Up to 13 retailers operated in the Victorian retail energy market in 2009-10, providing market offers in some or all of the state. The Commission’s market analysis covered the price and non-price offerings of electricity and gas market contracts across Victoria.
Information on standing and market offers is also provided in the Commission’s YourChoice website at www.yourchoice.vic.gov.au, to which retailers are required to provide gas and electricity offers that can be assessed on-line.
Electricity: Based on a standing offer, single rate tariff and 2009-10 consumption of 4000 kWh, customers of Click Energy in Melbourne’s inner and eastern suburbs paid the lowest annual electricity bill of $947; customers of Momentum Energy in the western suburbs and western Victoria paid the highest annual bill of $1180.
Household electricity bills based on single-rate market offer tariffs (4000 kWh) at the time of survey in 2009-10 ranged from $830 for Country Energy customers in Melbourne’s inner eastern suburbs to $1123 for AGL customers in Melbourne’s outer-western suburbs and western Victoria.
Gas: Customers of Energy Australia in Melbourne’s bayside and south-eastern suburbs paid the lowest standing offer annual gas bill of $861, based on annual 60 gigajoule consumption. Customers of TRUenergy at Bairnsdale paid the highest 2009-10 gas bill of $1601. Household gas bills based on market offer tariffs (60 gJ) at the time of survey in 2009-10 ranged from $852 in the north and north-east of the state to $1552, also at Bairnsdale.
ESC Chief Executive Officer Mr David Heeps said the price comparisons alone did not reflect the full diversity of market offers. Many retailers also provided for a range of non-price benefits including loyalty discounts, vouchers, credit options and offers of appliances.

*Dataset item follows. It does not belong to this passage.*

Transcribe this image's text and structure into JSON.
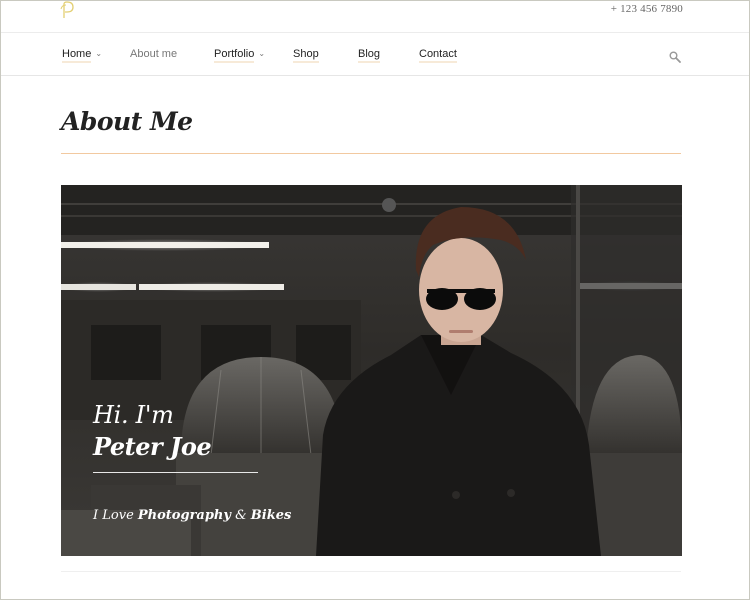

“Energy customers are choosing from a wider selection of offers, so it is important to shop around and check the details,” Mr Heeps said.
“While many people continue to exercise their choice of energy retailer, it is also important to note that people are under no obligation to change their retailer and should not feel pressured to switch,” he said.
“Those customers who do shop around should always check a retailer’s offer summary and the fine print of energy contracts for special conditions, such as any fees for early termination of market contracts and any potential additional charges.”
The report also tracked a number of non-price indicators, including the level of domestic electricity disconnections.
It found that domestic electricity disconnections rose from 0.43 per 100 customers to 0.59 per customers per 100 customers in 2009-10, with gas disconnections increasing from 0.57 per 100 customers to 0.85 per 100 customers in the same period.